Barriers have always existed for Asians trying to find success in the entertainment sector. Many times, these barriers are the result of preconceived notions about Asians and the response of the hegemonic powers to these stereotypes. When it comes to music, Asians have an especially hard time escaping the stereotypes that surround them and thus makes finding success harder than if they were not Asian.
Rap music has always been used a form of social discourse. Rap artists use rap as a medium of spurring social change and drawing attention to the issues that plague society. Anyone who is willing to stand up and rap should be allowed to do so without having to face the judgment of society, but somehow Asians are subject to this judgment, and it makes their entrance onto the rap scene harder than it should be. Rap has always been predominantly associated with black culture because black culture was the first one to propagate rap. Going back to the past, the roots of rap seem to lie in the stories that black tribes often told one another. Over the years, this traditional story telling evolved to become what rap is today: a blending of beats, rhythms and words that blend together to tell a story. Because rap has roots in black culture, when an Asian tries to use rap a to tell his/her story, it is seen as appropriation. There is a belief that the rap Asian people make are not “authentic” rap. In fact, some of the responses to Asian rappers are more aggressive. In an interview conducted with Salima Koroma, director of Bad Rap, there are people “who are like, ‘Fuck these Asians. I don’t care if you’re good or not, this is not your shit’”(Springer, 2016). However, the rap that Asians create is just as authentic as the rap that blacks make because at the heart of it all, as long as one’s rap is fighting for social change, then the essence of rap is there. The issue, then, lies with the model minority myth and how that relates to Asians in the rap industry. Because of the model minority myth, the hegemonic powers believe that it is in the nature of Asians to be submissive and as a result, should not be rapping, thus making it harder for Asians to find success in the rap industry.

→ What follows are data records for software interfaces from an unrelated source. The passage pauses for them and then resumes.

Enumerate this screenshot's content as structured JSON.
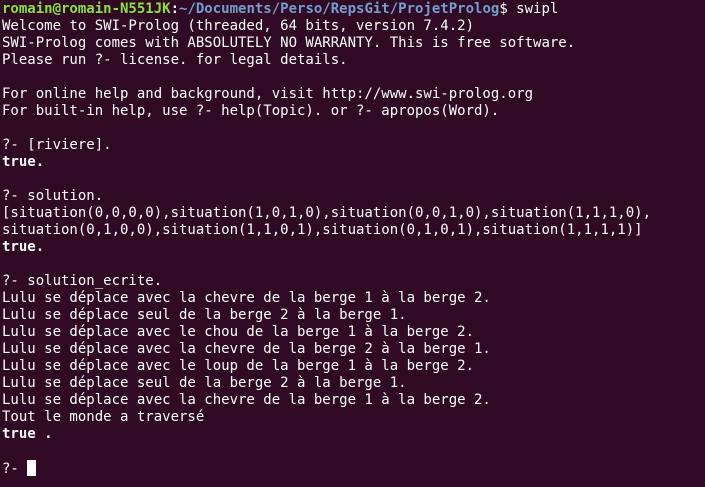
{
  "shell_prompt": {
    "user_host": "romain@romain-N551JK",
    "colon": ":",
    "path": "~/Documents/Perso/RepsGit/ProjetProlog",
    "dollar": "$ ",
    "command": "swipl"
  },
  "banner": [
    "Welcome to SWI-Prolog (threaded, 64 bits, version 7.4.2)",
    "SWI-Prolog comes with ABSOLUTELY NO WARRANTY. This is free software.",
    "Please run ?- license. for legal details.",
    "",
    "For online help and background, visit http://www.swi-prolog.org",
    "For built-in help, use ?- help(Topic). or ?- apropos(Word)."
  ],
  "query1": {
    "prompt": "?- [riviere].",
    "result": "true."
  },
  "query2": {
    "prompt": "?- solution.",
    "output": [
      "[situation(0,0,0,0),situation(1,0,1,0),situation(0,0,1,0),situation(1,1,1,0),",
      "situation(0,1,0,0),situation(1,1,0,1),situation(0,1,0,1),situation(1,1,1,1)]"
    ],
    "result": "true."
  },
  "query3": {
    "prompt": "?- solution_ecrite.",
    "output": [
      "Lulu se déplace avec la chevre de la berge 1 à la berge 2.",
      "Lulu se déplace seul de la berge 2 à la berge 1.",
      "Lulu se déplace avec le chou de la berge 1 à la berge 2.",
      "Lulu se déplace avec la chevre de la berge 2 à la berge 1.",
      "Lulu se déplace avec le loup de la berge 1 à la berge 2.",
      "Lulu se déplace seul de la berge 2 à la berge 1.",
      "Lulu se déplace avec la chevre de la berge 1 à la berge 2.",
      "Tout le monde a traversé"
    ],
    "result_word": "true",
    "result_dot": " ."
  },
  "current_prompt": "?- "
}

Even the Asian artists that have found success must still deal with racism; meet Brian Imanuel, stage-name Rich Chigga. Imanuel is one of the rare instances where an Asian rapper has found success in the rap industry. According to Time, Imanuel has a “quarter of a million followers on Twitter, nearly 100,000 on SoundCloud, and managers in Los Angeles. […] Ghostface Killah — the elder statesman of hip-hop formerly of the Wu-Tang Clan — remixed “Dat $tick [which at the time of writing has over 40 million views on Youtube].””(Jenkin, 2016). It is quite clear that even though Imanuel is based in the Philippines, his popularity in America is very apparent.
Despite his popularity, the racism that dogs many Asians seems to follow him as well. If you look at the comments on his video, the most popular one states that “He looks like an A+ student…he raps harder than Ace Hood”(SoccerRivalFIFA, 2016). With over a thousand upvotes, it is clear that many people share the commenter’s sentiments. What’s problematic about this comment and its popularity is its connection to the model minority myth and how engrained in society’s beliefs it is. The song Dat $tick rings with lots of gangster vibes. Its chorus “Man, I don’t give a fuck about a mothafuckin’ po/ I’ma pull up with that stick and hit yo’ motherfuckin’ do’,” shows a blatant disrespect for the authority along with a penchant for gratuitous violence, and after watching the music video, which involves the characters waving guns, there should be no reason why anyone would believe that these people are models. However, once we factor race into the picture, then the model minority myth begins to permeate the picture. Because Imanuel is Asian, that automatically associates him with being a “model citizen.” While the comment in question is trying to praise Imanuel by comparing his skills to an “authentic black rapper,” Ace Hood, the fact that the commenter felt it necessary to draw attention to Imanuel’s race, since it is a common belief that Asians always get good grades in school, shows just how engrained the model minority myth is in the Asian condition. Furthermore, in the Time article about him, the article describes him as a boy who “doesn’t look old enough to shave”(Jenkins, 2016). The comment about Imanuel’s lack of facial hair, while seemingly innocent enough, subtlety emasculates him since facial hair is often associated with manliness and Imanuel’s lack of it seems to make him less of a man, perpetuating yet another Asian stereotype.
The music industry itself has become a racialized entity. The media always makes it a point to classify Asian musicians as such. They make it a point to draw a connection between an artist and his/her race and forces the label of Asian and the stereotypes that follow onto these artists. Asian artists already have a hard time being successful in the rap industry because their efforts are seen either as black appropriation, but when people use the model minority myth to emasculate already successful Asian rappers such Rich Chigga, that makes things worse. Unless there are major changes in the way Asians are portrayed in general, they will always be forced to bear burdens that people of other races do not.